What the task requires → Only the text of the records below belongs in the answer, copied exactly, with pictures omitted.

——

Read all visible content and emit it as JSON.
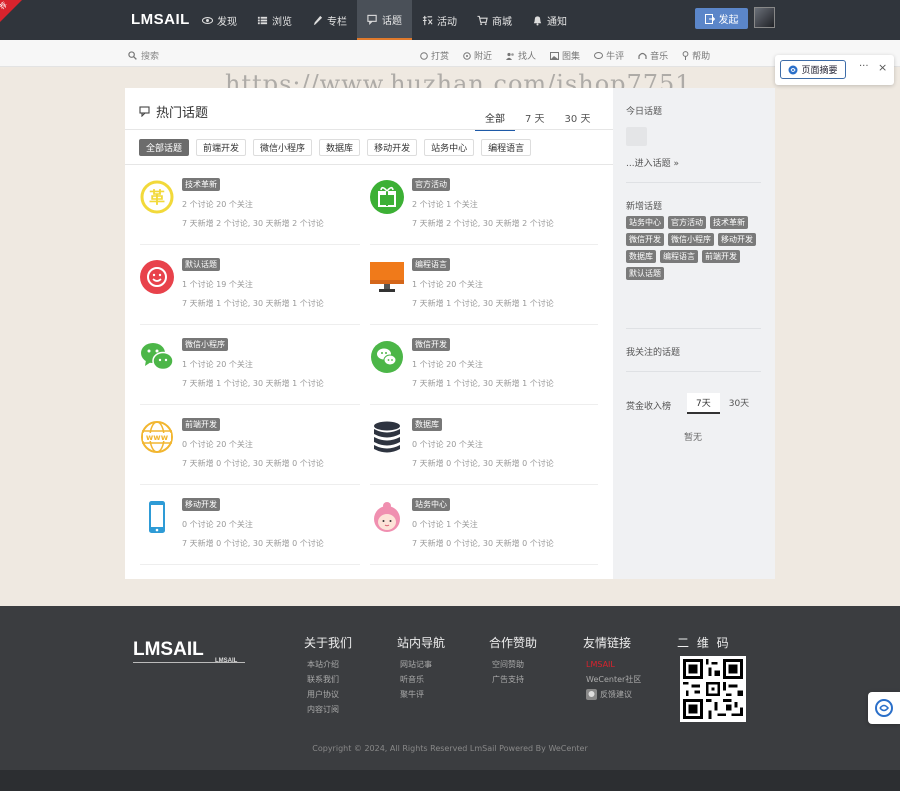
{
  "corner_badge": "荐",
  "header": {
    "logo": "LMSAIL",
    "nav": [
      {
        "label": "发现",
        "icon": "eye-icon"
      },
      {
        "label": "浏览",
        "icon": "list-icon"
      },
      {
        "label": "专栏",
        "icon": "pen-icon"
      },
      {
        "label": "话题",
        "icon": "chat-icon",
        "active": true
      },
      {
        "label": "活动",
        "icon": "activity-icon"
      },
      {
        "label": "商城",
        "icon": "cart-icon"
      },
      {
        "label": "通知",
        "icon": "bell-icon"
      }
    ],
    "publish_label": "发起"
  },
  "subbar": {
    "search_placeholder": "搜索",
    "links": [
      {
        "label": "打赏",
        "icon": "coin-icon"
      },
      {
        "label": "附近",
        "icon": "location-icon"
      },
      {
        "label": "找人",
        "icon": "people-icon"
      },
      {
        "label": "图集",
        "icon": "image-icon"
      },
      {
        "label": "牛评",
        "icon": "comment-icon"
      },
      {
        "label": "音乐",
        "icon": "headphones-icon"
      },
      {
        "label": "帮助",
        "icon": "pin-icon"
      }
    ]
  },
  "popup": {
    "summary_label": "页面摘要",
    "more": "···",
    "close": "×"
  },
  "watermark": "https://www.huzhan.com/ishop7751",
  "main": {
    "title": "热门话题",
    "tabs": [
      "全部",
      "7 天",
      "30 天"
    ],
    "active_tab": "全部",
    "categories": [
      "全部话题",
      "前端开发",
      "微信小程序",
      "数据库",
      "移动开发",
      "站务中心",
      "编程语言"
    ],
    "active_category": "全部话题",
    "topics": [
      {
        "tag": "技术革新",
        "stats": "2 个讨论 20 个关注",
        "recent": "7 天新增 2 个讨论, 30 天新增 2 个讨论",
        "icon": "revolution-icon",
        "color": "#f2d93a"
      },
      {
        "tag": "官方活动",
        "stats": "2 个讨论 1 个关注",
        "recent": "7 天新增 2 个讨论, 30 天新增 2 个讨论",
        "icon": "gift-icon",
        "color": "#3cb035"
      },
      {
        "tag": "默认话题",
        "stats": "1 个讨论 19 个关注",
        "recent": "7 天新增 1 个讨论, 30 天新增 1 个讨论",
        "icon": "smiley-icon",
        "color": "#e8424b"
      },
      {
        "tag": "编程语言",
        "stats": "1 个讨论 20 个关注",
        "recent": "7 天新增 1 个讨论, 30 天新增 1 个讨论",
        "icon": "monitor-icon",
        "color": "#f07a1a"
      },
      {
        "tag": "微信小程序",
        "stats": "1 个讨论 20 个关注",
        "recent": "7 天新增 1 个讨论, 30 天新增 1 个讨论",
        "icon": "wechat-icon",
        "color": "#4cb648"
      },
      {
        "tag": "微信开发",
        "stats": "1 个讨论 20 个关注",
        "recent": "7 天新增 1 个讨论, 30 天新增 1 个讨论",
        "icon": "wechat-round-icon",
        "color": "#4cb648"
      },
      {
        "tag": "前端开发",
        "stats": "0 个讨论 20 个关注",
        "recent": "7 天新增 0 个讨论, 30 天新增 0 个讨论",
        "icon": "www-icon",
        "color": "#f2b630"
      },
      {
        "tag": "数据库",
        "stats": "0 个讨论 20 个关注",
        "recent": "7 天新增 0 个讨论, 30 天新增 0 个讨论",
        "icon": "database-icon",
        "color": "#2e3440"
      },
      {
        "tag": "移动开发",
        "stats": "0 个讨论 20 个关注",
        "recent": "7 天新增 0 个讨论, 30 天新增 0 个讨论",
        "icon": "phone-icon",
        "color": "#2e9bd6"
      },
      {
        "tag": "站务中心",
        "stats": "0 个讨论 1 个关注",
        "recent": "7 天新增 0 个讨论, 30 天新增 0 个讨论",
        "icon": "girl-icon",
        "color": "#f08fb0"
      }
    ]
  },
  "sidebar": {
    "today_title": "今日话题",
    "enter_link": "...进入话题 »",
    "new_title": "新增话题",
    "new_tags": [
      "站务中心",
      "官方活动",
      "技术革新",
      "微信开发",
      "微信小程序",
      "移动开发",
      "数据库",
      "编程语言",
      "前端开发",
      "默认话题"
    ],
    "followed_title": "我关注的话题",
    "rank_title": "赏金收入榜",
    "rank_tabs": [
      "7天",
      "30天"
    ],
    "rank_active": "7天",
    "rank_empty": "暂无"
  },
  "footer": {
    "logo": "LMSAIL",
    "logo_sub": "LMSAIL",
    "columns": [
      {
        "title": "关于我们",
        "items": [
          "本站介绍",
          "联系我们",
          "用户协议",
          "内容订阅"
        ]
      },
      {
        "title": "站内导航",
        "items": [
          "网站记事",
          "听音乐",
          "聚牛评"
        ]
      },
      {
        "title": "合作赞助",
        "items": [
          "空间赞助",
          "广告支持"
        ]
      },
      {
        "title": "友情链接",
        "items": [
          "LMSAIL",
          "WeCenter社区",
          "反馈建议"
        ]
      }
    ],
    "qr_title": "二 维 码",
    "copyright": "Copyright © 2024, All Rights Reserved LmSail Powered By WeCenter"
  }
}
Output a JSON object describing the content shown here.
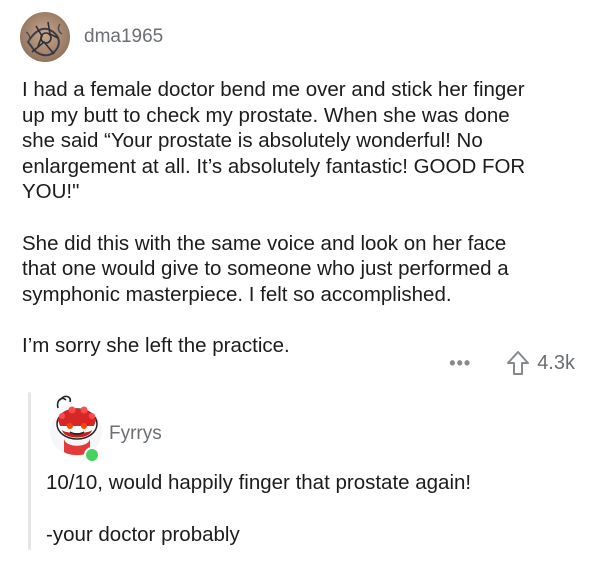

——

Answer for this exercise →
Read all visible content and emit it as JSON.
{
  "corner_badge": "荐",
  "header": {
    "logo": "LMSAIL",
    "nav": [
      {
        "label": "发现",
        "icon": "eye-icon"
      },
      {
        "label": "浏览",
        "icon": "list-icon"
      },
      {
        "label": "专栏",
        "icon": "pen-icon"
      },
      {
        "label": "话题",
        "icon": "chat-icon",
        "active": true
      },
      {
        "label": "活动",
        "icon": "activity-icon"
      },
      {
        "label": "商城",
        "icon": "cart-icon"
      },
      {
        "label": "通知",
        "icon": "bell-icon"
      }
    ],
    "publish_label": "发起"
  },
  "subbar": {
    "search_placeholder": "搜索",
    "links": [
      {
        "label": "打赏",
        "icon": "coin-icon"
      },
      {
        "label": "附近",
        "icon": "location-icon"
      },
      {
        "label": "找人",
        "icon": "people-icon"
      },
      {
        "label": "图集",
        "icon": "image-icon"
      },
      {
        "label": "牛评",
        "icon": "comment-icon"
      },
      {
        "label": "音乐",
        "icon": "headphones-icon"
      },
      {
        "label": "帮助",
        "icon": "pin-icon"
      }
    ]
  },
  "popup": {
    "summary_label": "页面摘要",
    "more": "···",
    "close": "×"
  },
  "watermark": "https://www.huzhan.com/ishop7751",
  "main": {
    "title": "热门话题",
    "tabs": [
      "全部",
      "7 天",
      "30 天"
    ],
    "active_tab": "全部",
    "categories": [
      "全部话题",
      "前端开发",
      "微信小程序",
      "数据库",
      "移动开发",
      "站务中心",
      "编程语言"
    ],
    "active_category": "全部话题",
    "topics": [
      {
        "tag": "技术革新",
        "stats": "2 个讨论 20 个关注",
        "recent": "7 天新增 2 个讨论, 30 天新增 2 个讨论",
        "icon": "revolution-icon",
        "color": "#f2d93a"
      },
      {
        "tag": "官方活动",
        "stats": "2 个讨论 1 个关注",
        "recent": "7 天新增 2 个讨论, 30 天新增 2 个讨论",
        "icon": "gift-icon",
        "color": "#3cb035"
      },
      {
        "tag": "默认话题",
        "stats": "1 个讨论 19 个关注",
        "recent": "7 天新增 1 个讨论, 30 天新增 1 个讨论",
        "icon": "smiley-icon",
        "color": "#e8424b"
      },
      {
        "tag": "编程语言",
        "stats": "1 个讨论 20 个关注",
        "recent": "7 天新增 1 个讨论, 30 天新增 1 个讨论",
        "icon": "monitor-icon",
        "color": "#f07a1a"
      },
      {
        "tag": "微信小程序",
        "stats": "1 个讨论 20 个关注",
        "recent": "7 天新增 1 个讨论, 30 天新增 1 个讨论",
        "icon": "wechat-icon",
        "color": "#4cb648"
      },
      {
        "tag": "微信开发",
        "stats": "1 个讨论 20 个关注",
        "recent": "7 天新增 1 个讨论, 30 天新增 1 个讨论",
        "icon": "wechat-round-icon",
        "color": "#4cb648"
      },
      {
        "tag": "前端开发",
        "stats": "0 个讨论 20 个关注",
        "recent": "7 天新增 0 个讨论, 30 天新增 0 个讨论",
        "icon": "www-icon",
        "color": "#f2b630"
      },
      {
        "tag": "数据库",
        "stats": "0 个讨论 20 个关注",
        "recent": "7 天新增 0 个讨论, 30 天新增 0 个讨论",
        "icon": "database-icon",
        "color": "#2e3440"
      },
      {
        "tag": "移动开发",
        "stats": "0 个讨论 20 个关注",
        "recent": "7 天新增 0 个讨论, 30 天新增 0 个讨论",
        "icon": "phone-icon",
        "color": "#2e9bd6"
      },
      {
        "tag": "站务中心",
        "stats": "0 个讨论 1 个关注",
        "recent": "7 天新增 0 个讨论, 30 天新增 0 个讨论",
        "icon": "girl-icon",
        "color": "#f08fb0"
      }
    ]
  },
  "sidebar": {
    "today_title": "今日话题",
    "enter_link": "...进入话题 »",
    "new_title": "新增话题",
    "new_tags": [
      "站务中心",
      "官方活动",
      "技术革新",
      "微信开发",
      "微信小程序",
      "移动开发",
      "数据库",
      "编程语言",
      "前端开发",
      "默认话题"
    ],
    "followed_title": "我关注的话题",
    "rank_title": "赏金收入榜",
    "rank_tabs": [
      "7天",
      "30天"
    ],
    "rank_active": "7天",
    "rank_empty": "暂无"
  },
  "footer": {
    "logo": "LMSAIL",
    "logo_sub": "LMSAIL",
    "columns": [
      {
        "title": "关于我们",
        "items": [
          "本站介绍",
          "联系我们",
          "用户协议",
          "内容订阅"
        ]
      },
      {
        "title": "站内导航",
        "items": [
          "网站记事",
          "听音乐",
          "聚牛评"
        ]
      },
      {
        "title": "合作赞助",
        "items": [
          "空间赞助",
          "广告支持"
        ]
      },
      {
        "title": "友情链接",
        "items": [
          "LMSAIL",
          "WeCenter社区",
          "反馈建议"
        ]
      }
    ],
    "qr_title": "二 维 码",
    "copyright": "Copyright © 2024, All Rights Reserved LmSail Powered By WeCenter"
  }
}
Output a JSON object describing the content shown here.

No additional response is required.